I’ve learned a great deal about writing from reading. You are what you read. Everyone says it. Stephen King in his On Writing, for one. John Lennon became the songwriter he was by listening to stacks and stacks of pop 45’s.
And yet, good writing doesn’t just come from reading, nor education by itself. Satisfactory writing, for me at least, comes through quite a lot of unsatisfactory writing. It’s easy to beat yourself up about it. Indeed, I’ve gone to the school of self-flagellation wearing my sack cloth and ashes. By in large, that time was wasted. Vanity and modesty are both illusory.
Good writing comes in the effort of making your imagination clear. Clarity informs everything. It tells you what is overstated, ommited and overdramatized. To be clear is to tell a tale or sing a song without deviation, and isn’t that what we all look for in art?
And patience can’t be underestimated, for it implies two qualities one brings to a piece: First, the dignity of labor. To be patient means you will show up on time with a willingness to work for as long as it takes.
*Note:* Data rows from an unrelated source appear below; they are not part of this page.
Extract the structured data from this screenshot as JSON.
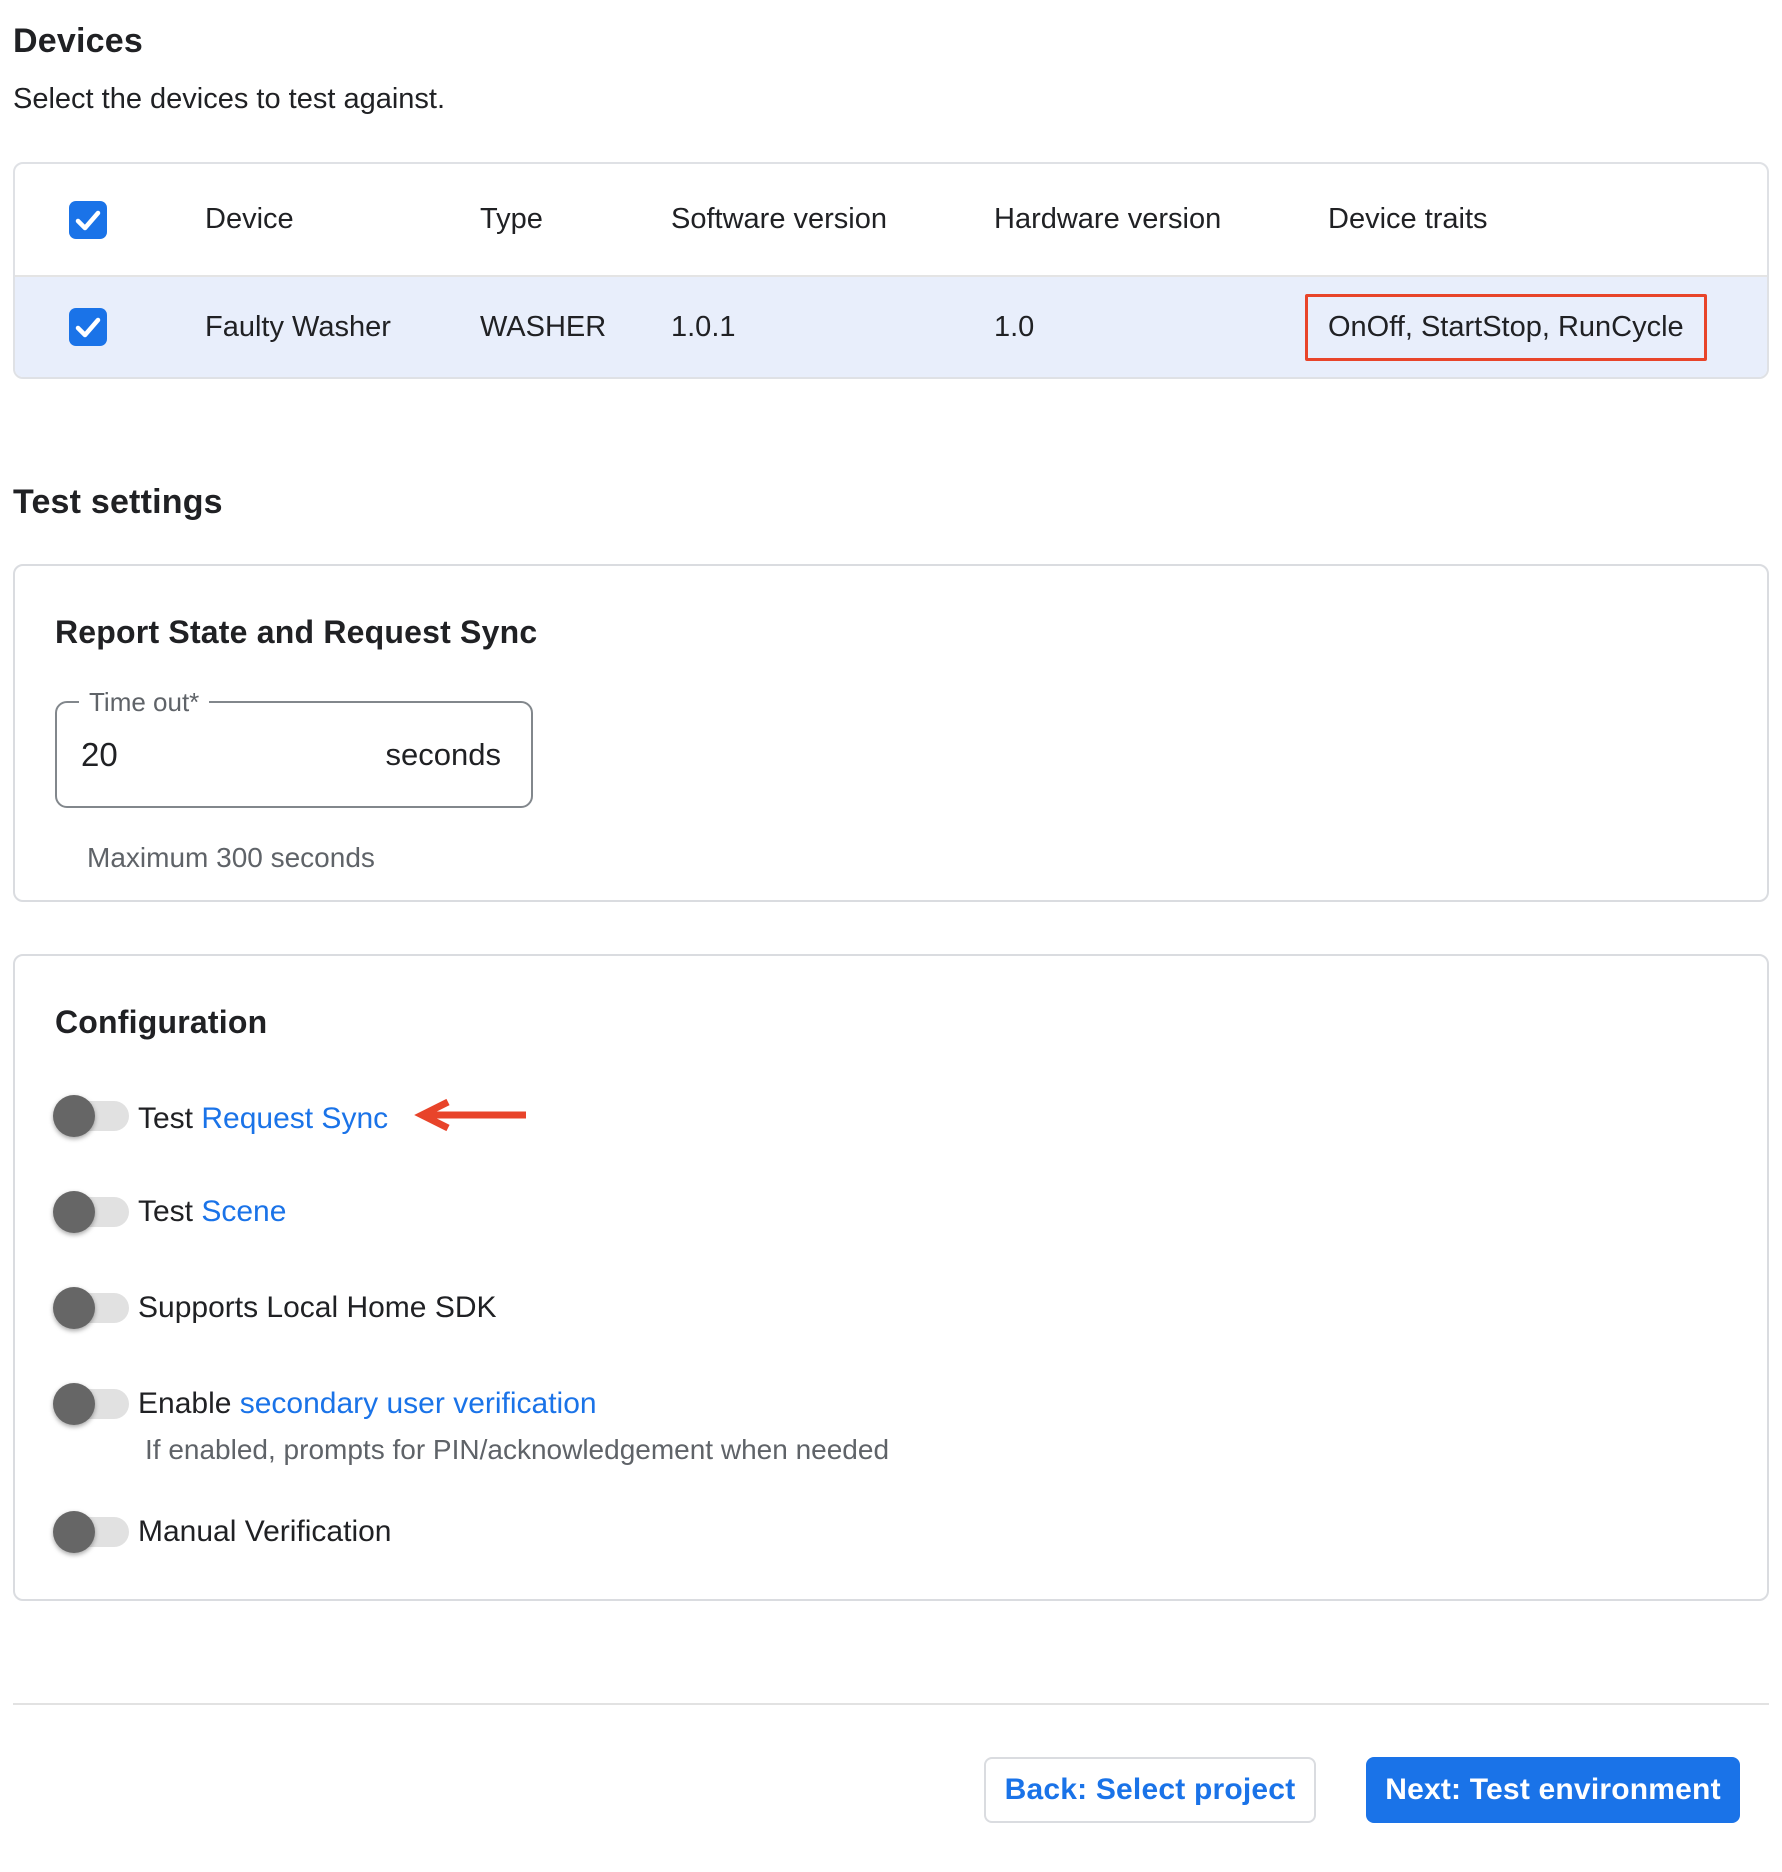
{
  "page": {
    "title": "Devices",
    "subtitle": "Select the devices to test against."
  },
  "device_table": {
    "columns": [
      "Device",
      "Type",
      "Software version",
      "Hardware version",
      "Device traits"
    ],
    "select_all_checked": true,
    "rows": [
      {
        "checked": true,
        "device": "Faulty Washer",
        "type": "WASHER",
        "software_version": "1.0.1",
        "hardware_version": "1.0",
        "device_traits": "OnOff, StartStop, RunCycle",
        "traits_highlighted": true
      }
    ]
  },
  "test_settings": {
    "heading": "Test settings",
    "report_card": {
      "title": "Report State and Request Sync",
      "timeout_label": "Time out*",
      "timeout_value": "20",
      "timeout_unit": "seconds",
      "helper": "Maximum 300 seconds"
    },
    "config_card": {
      "title": "Configuration",
      "toggles": [
        {
          "prefix": "Test ",
          "link": "Request Sync",
          "state": "off",
          "annotation": "red-arrow-pointing-left"
        },
        {
          "prefix": "Test ",
          "link": "Scene",
          "state": "off"
        },
        {
          "prefix": "Supports Local Home SDK",
          "state": "off"
        },
        {
          "prefix": "Enable ",
          "link": "secondary user verification",
          "state": "off",
          "helper": "If enabled, prompts for PIN/acknowledgement when needed"
        },
        {
          "prefix": "Manual Verification",
          "state": "off"
        }
      ]
    }
  },
  "actions": {
    "back": "Back: Select project",
    "next": "Next: Test environment"
  },
  "colors": {
    "accent_blue": "#1a73e8",
    "row_highlight": "#e8eefb",
    "annotation_red": "#e8442a",
    "toggle_thumb": "#666666",
    "toggle_track": "#e1e1e1"
  }
}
Patience further suggests that you will leave your negative nature behind and not infect the words with it.
The photograph, by the way, is of my granddaughter Erin who at three-years-old exhibits a remarkable degree of clarity and patience in so much that she does – especially her storytelling. As an example when she was barely two, she created an imaginary sister named Wall. Her hands and feet are mermaids and such. Each has a name and a set of traits. She has stories about them all, and talks to them regularly. The remarkable thing is how clearly she remembers each vignette and how consistent are the properties of each character. I know this because when I confuse them, she corrects me with an all but imperciptible show of exasperation. She is my inspiration.
2 thoughts on “Clarity and patience”
That Erin of the burl sure is a cutie pie.
yes, yes she is and yes she does.